* **WHAT THE TASK ASKS**
Word for word, reproduce the data that follows.

* **EXERCISE DATA**
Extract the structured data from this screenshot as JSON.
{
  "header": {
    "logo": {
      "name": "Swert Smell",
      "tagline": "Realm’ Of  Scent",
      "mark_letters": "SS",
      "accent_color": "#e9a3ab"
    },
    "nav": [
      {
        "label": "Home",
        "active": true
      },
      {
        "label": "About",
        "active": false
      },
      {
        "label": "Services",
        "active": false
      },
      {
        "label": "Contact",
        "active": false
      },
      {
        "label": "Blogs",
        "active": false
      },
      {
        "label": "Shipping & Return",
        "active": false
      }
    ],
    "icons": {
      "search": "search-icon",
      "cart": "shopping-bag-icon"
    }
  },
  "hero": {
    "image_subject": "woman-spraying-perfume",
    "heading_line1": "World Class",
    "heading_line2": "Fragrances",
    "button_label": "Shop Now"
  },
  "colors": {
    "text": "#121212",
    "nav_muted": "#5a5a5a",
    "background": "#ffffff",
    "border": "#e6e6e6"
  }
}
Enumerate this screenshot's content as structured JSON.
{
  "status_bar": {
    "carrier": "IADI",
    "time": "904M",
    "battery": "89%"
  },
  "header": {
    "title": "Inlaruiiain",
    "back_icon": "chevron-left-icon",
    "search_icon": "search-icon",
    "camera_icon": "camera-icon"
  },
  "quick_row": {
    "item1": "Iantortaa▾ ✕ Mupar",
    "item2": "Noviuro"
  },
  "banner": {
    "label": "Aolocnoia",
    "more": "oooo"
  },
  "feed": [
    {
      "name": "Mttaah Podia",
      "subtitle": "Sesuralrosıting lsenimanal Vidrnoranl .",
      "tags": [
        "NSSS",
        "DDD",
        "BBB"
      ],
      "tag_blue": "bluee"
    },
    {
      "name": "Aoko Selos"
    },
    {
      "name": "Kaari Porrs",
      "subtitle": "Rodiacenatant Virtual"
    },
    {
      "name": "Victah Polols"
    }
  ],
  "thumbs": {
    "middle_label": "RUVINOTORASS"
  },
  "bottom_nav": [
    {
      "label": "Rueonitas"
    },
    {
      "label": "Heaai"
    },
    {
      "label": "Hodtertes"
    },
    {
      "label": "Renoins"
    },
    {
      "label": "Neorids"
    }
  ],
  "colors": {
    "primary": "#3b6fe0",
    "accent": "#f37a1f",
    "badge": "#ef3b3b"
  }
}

* **TASK RESULT**
Extract the structured data from this screenshot as JSON.
{
  "header": {
    "logo": {
      "name": "Swert Smell",
      "tagline": "Realm’ Of  Scent",
      "mark_letters": "SS",
      "accent_color": "#e9a3ab"
    },
    "nav": [
      {
        "label": "Home",
        "active": true
      },
      {
        "label": "About",
        "active": false
      },
      {
        "label": "Services",
        "active": false
      },
      {
        "label": "Contact",
        "active": false
      },
      {
        "label": "Blogs",
        "active": false
      },
      {
        "label": "Shipping & Return",
        "active": false
      }
    ],
    "icons": {
      "search": "search-icon",
      "cart": "shopping-bag-icon"
    }
  },
  "hero": {
    "image_subject": "woman-spraying-perfume",
    "heading_line1": "World Class",
    "heading_line2": "Fragrances",
    "button_label": "Shop Now"
  },
  "colors": {
    "text": "#121212",
    "nav_muted": "#5a5a5a",
    "background": "#ffffff",
    "border": "#e6e6e6"
  }
}
Enumerate this screenshot's content as structured JSON.
{
  "status_bar": {
    "carrier": "IADI",
    "time": "904M",
    "battery": "89%"
  },
  "header": {
    "title": "Inlaruiiain",
    "back_icon": "chevron-left-icon",
    "search_icon": "search-icon",
    "camera_icon": "camera-icon"
  },
  "quick_row": {
    "item1": "Iantortaa▾ ✕ Mupar",
    "item2": "Noviuro"
  },
  "banner": {
    "label": "Aolocnoia",
    "more": "oooo"
  },
  "feed": [
    {
      "name": "Mttaah Podia",
      "subtitle": "Sesuralrosıting lsenimanal Vidrnoranl .",
      "tags": [
        "NSSS",
        "DDD",
        "BBB"
      ],
      "tag_blue": "bluee"
    },
    {
      "name": "Aoko Selos"
    },
    {
      "name": "Kaari Porrs",
      "subtitle": "Rodiacenatant Virtual"
    },
    {
      "name": "Victah Polols"
    }
  ],
  "thumbs": {
    "middle_label": "RUVINOTORASS"
  },
  "bottom_nav": [
    {
      "label": "Rueonitas"
    },
    {
      "label": "Heaai"
    },
    {
      "label": "Hodtertes"
    },
    {
      "label": "Renoins"
    },
    {
      "label": "Neorids"
    }
  ],
  "colors": {
    "primary": "#3b6fe0",
    "accent": "#f37a1f",
    "badge": "#ef3b3b"
  }
}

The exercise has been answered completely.